John Atkinson
Editor, Stereophile

bpw's picture

Thank you, John.

It's even handed and honorable of you to do so.

dmusoke's picture

Though I've never heard or listened to the M28, I have to agree with the manufacturer's response and logic. The M28 has much lower distortion and precise reproduction of high frequency signals like the 10kHz square wave. Michael's reference system has much higher distortion and slower in its electrical transient response so maybe that's what he's used to and prefers obviously. Nothing wrong with that but to slam the M28 as of "hi-fi" quality based on its measured performance is definitely wrong.

RaimondAudio's picture

".....darTZeel NHB-18NS preamplifier, I didn't feel the M28s' performance would be in any way compromised...." . Maybe you listening the darTZeel character(distortions), not the M28's.

MrForty's picture

Is the bass softness character caused by the transformer coupled balanced preamp? I reckon transformer coupled balance has rather narrow bandwidth that may cause compatibility issue. It is not a good idea to use transformer coupled balance preamp for evaluating downstream equipment, particular the downstream balance is designed around typical electronic based balance circuit.

bengal_finch's picture

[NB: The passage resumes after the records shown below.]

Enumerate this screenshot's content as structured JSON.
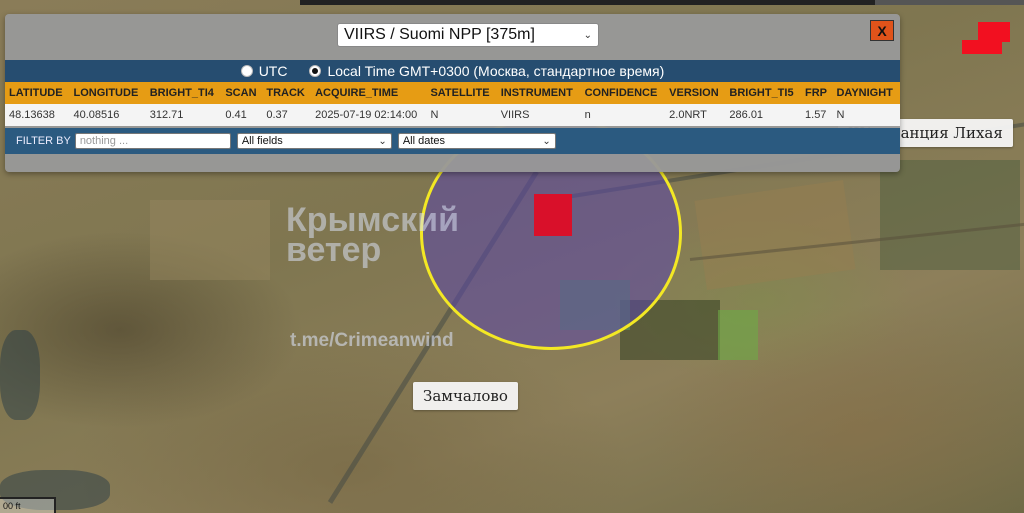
{
  "popup": {
    "source_select": "VIIRS / Suomi NPP [375m]",
    "close_label": "X",
    "time_options": [
      {
        "label": "UTC",
        "selected": false
      },
      {
        "label": "Local Time GMT+0300 (Москва, стандартное время)",
        "selected": true
      }
    ],
    "table": {
      "headers": [
        "LATITUDE",
        "LONGITUDE",
        "BRIGHT_TI4",
        "SCAN",
        "TRACK",
        "ACQUIRE_TIME",
        "SATELLITE",
        "INSTRUMENT",
        "CONFIDENCE",
        "VERSION",
        "BRIGHT_TI5",
        "FRP",
        "DAYNIGHT"
      ],
      "rows": [
        [
          "48.13638",
          "40.08516",
          "312.71",
          "0.41",
          "0.37",
          "2025-07-19 02:14:00",
          "N",
          "VIIRS",
          "n",
          "2.0NRT",
          "286.01",
          "1.57",
          "N"
        ]
      ]
    },
    "filter": {
      "label": "FILTER BY",
      "input_placeholder": "nothing ...",
      "fields_select": "All fields",
      "dates_select": "All dates"
    }
  },
  "map": {
    "labels": {
      "station": "Ж/д станция Лихая",
      "village": "Замчалово"
    },
    "watermark": {
      "line1": "Крымский",
      "line2": "ветер",
      "channel": "t.me/Crimeanwind"
    },
    "scale_text": "00 ft",
    "colors": {
      "hotspot": "#d9102a",
      "circle_ring": "#f3e824",
      "table_header": "#e69c14",
      "bar_blue": "#264d70"
    }
  }
}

Matching of components is very important and so do the cables as well. i am a Bricasti M1 user for last two years and Sim 650D with 820S is my another DAC, transport is MBL1621A. i always prefer 650D for detail but the comparatively with higher noise floored M1 is very involving with rock based music. sometimes its made me paranoid which one to play, yes it sometime destroying my pleasure of listening when it comes in terms of choosing DAC. NOW .. very recently i ordered MBL6010D with 5011 pree trade in. so i force to use my old Restek Concence pree, and Bricasti playing like a topnotch compare with sim 650D with it. So i simply demand using M28 with some other pree and setup and ofcorse with different speaker and please don't pick Dynaaudio. its hard to except M28 is slow player. but it could be, yet its too early to comment.